Website and app data records:
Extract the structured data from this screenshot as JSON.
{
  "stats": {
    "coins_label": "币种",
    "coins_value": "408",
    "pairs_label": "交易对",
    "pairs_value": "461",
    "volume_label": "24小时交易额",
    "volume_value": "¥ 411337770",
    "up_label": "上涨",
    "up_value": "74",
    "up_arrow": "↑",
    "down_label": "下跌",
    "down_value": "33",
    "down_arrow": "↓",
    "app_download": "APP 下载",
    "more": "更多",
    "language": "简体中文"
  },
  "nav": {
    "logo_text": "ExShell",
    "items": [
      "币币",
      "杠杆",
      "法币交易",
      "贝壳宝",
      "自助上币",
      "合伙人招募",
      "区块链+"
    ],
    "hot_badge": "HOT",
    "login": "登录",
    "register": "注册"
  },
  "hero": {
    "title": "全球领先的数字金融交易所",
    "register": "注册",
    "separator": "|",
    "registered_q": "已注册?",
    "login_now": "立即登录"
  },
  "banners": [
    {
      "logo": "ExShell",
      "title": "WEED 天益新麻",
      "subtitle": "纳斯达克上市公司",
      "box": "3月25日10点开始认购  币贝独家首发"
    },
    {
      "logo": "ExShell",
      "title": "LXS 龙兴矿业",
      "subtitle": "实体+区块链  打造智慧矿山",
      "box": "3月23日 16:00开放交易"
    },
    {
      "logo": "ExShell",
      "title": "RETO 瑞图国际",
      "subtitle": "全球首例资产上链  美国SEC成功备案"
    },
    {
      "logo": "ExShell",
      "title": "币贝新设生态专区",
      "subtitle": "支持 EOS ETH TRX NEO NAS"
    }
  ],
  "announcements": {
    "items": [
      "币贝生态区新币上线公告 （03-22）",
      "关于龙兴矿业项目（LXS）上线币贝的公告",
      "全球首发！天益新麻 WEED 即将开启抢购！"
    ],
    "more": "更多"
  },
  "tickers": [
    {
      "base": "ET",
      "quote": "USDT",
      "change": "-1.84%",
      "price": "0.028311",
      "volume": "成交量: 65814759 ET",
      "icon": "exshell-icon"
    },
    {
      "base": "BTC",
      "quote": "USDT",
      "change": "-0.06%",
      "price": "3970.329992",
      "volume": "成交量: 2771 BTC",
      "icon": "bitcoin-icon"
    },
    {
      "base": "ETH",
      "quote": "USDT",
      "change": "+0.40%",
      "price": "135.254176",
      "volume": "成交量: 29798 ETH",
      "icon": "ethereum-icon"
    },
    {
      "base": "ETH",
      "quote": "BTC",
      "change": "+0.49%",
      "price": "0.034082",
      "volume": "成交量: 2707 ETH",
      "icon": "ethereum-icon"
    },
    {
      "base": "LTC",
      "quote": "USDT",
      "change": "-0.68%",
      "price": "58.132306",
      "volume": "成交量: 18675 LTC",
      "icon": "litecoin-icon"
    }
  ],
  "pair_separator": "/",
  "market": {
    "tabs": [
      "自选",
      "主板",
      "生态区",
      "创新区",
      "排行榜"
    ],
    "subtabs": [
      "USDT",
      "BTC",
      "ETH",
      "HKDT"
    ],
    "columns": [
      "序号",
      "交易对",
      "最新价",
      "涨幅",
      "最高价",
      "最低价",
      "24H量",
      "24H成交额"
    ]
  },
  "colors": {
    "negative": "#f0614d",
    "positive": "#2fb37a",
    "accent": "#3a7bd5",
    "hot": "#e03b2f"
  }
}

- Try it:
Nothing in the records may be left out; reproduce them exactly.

- Output:
Extract the structured data from this screenshot as JSON.
{
  "stats": {
    "coins_label": "币种",
    "coins_value": "408",
    "pairs_label": "交易对",
    "pairs_value": "461",
    "volume_label": "24小时交易额",
    "volume_value": "¥ 411337770",
    "up_label": "上涨",
    "up_value": "74",
    "up_arrow": "↑",
    "down_label": "下跌",
    "down_value": "33",
    "down_arrow": "↓",
    "app_download": "APP 下载",
    "more": "更多",
    "language": "简体中文"
  },
  "nav": {
    "logo_text": "ExShell",
    "items": [
      "币币",
      "杠杆",
      "法币交易",
      "贝壳宝",
      "自助上币",
      "合伙人招募",
      "区块链+"
    ],
    "hot_badge": "HOT",
    "login": "登录",
    "register": "注册"
  },
  "hero": {
    "title": "全球领先的数字金融交易所",
    "register": "注册",
    "separator": "|",
    "registered_q": "已注册?",
    "login_now": "立即登录"
  },
  "banners": [
    {
      "logo": "ExShell",
      "title": "WEED 天益新麻",
      "subtitle": "纳斯达克上市公司",
      "box": "3月25日10点开始认购  币贝独家首发"
    },
    {
      "logo": "ExShell",
      "title": "LXS 龙兴矿业",
      "subtitle": "实体+区块链  打造智慧矿山",
      "box": "3月23日 16:00开放交易"
    },
    {
      "logo": "ExShell",
      "title": "RETO 瑞图国际",
      "subtitle": "全球首例资产上链  美国SEC成功备案"
    },
    {
      "logo": "ExShell",
      "title": "币贝新设生态专区",
      "subtitle": "支持 EOS ETH TRX NEO NAS"
    }
  ],
  "announcements": {
    "items": [
      "币贝生态区新币上线公告 （03-22）",
      "关于龙兴矿业项目（LXS）上线币贝的公告",
      "全球首发！天益新麻 WEED 即将开启抢购！"
    ],
    "more": "更多"
  },
  "tickers": [
    {
      "base": "ET",
      "quote": "USDT",
      "change": "-1.84%",
      "price": "0.028311",
      "volume": "成交量: 65814759 ET",
      "icon": "exshell-icon"
    },
    {
      "base": "BTC",
      "quote": "USDT",
      "change": "-0.06%",
      "price": "3970.329992",
      "volume": "成交量: 2771 BTC",
      "icon": "bitcoin-icon"
    },
    {
      "base": "ETH",
      "quote": "USDT",
      "change": "+0.40%",
      "price": "135.254176",
      "volume": "成交量: 29798 ETH",
      "icon": "ethereum-icon"
    },
    {
      "base": "ETH",
      "quote": "BTC",
      "change": "+0.49%",
      "price": "0.034082",
      "volume": "成交量: 2707 ETH",
      "icon": "ethereum-icon"
    },
    {
      "base": "LTC",
      "quote": "USDT",
      "change": "-0.68%",
      "price": "58.132306",
      "volume": "成交量: 18675 LTC",
      "icon": "litecoin-icon"
    }
  ],
  "pair_separator": "/",
  "market": {
    "tabs": [
      "自选",
      "主板",
      "生态区",
      "创新区",
      "排行榜"
    ],
    "subtabs": [
      "USDT",
      "BTC",
      "ETH",
      "HKDT"
    ],
    "columns": [
      "序号",
      "交易对",
      "最新价",
      "涨幅",
      "最高价",
      "最低价",
      "24H量",
      "24H成交额"
    ]
  },
  "colors": {
    "negative": "#f0614d",
    "positive": "#2fb37a",
    "accent": "#3a7bd5",
    "hot": "#e03b2f"
  }
}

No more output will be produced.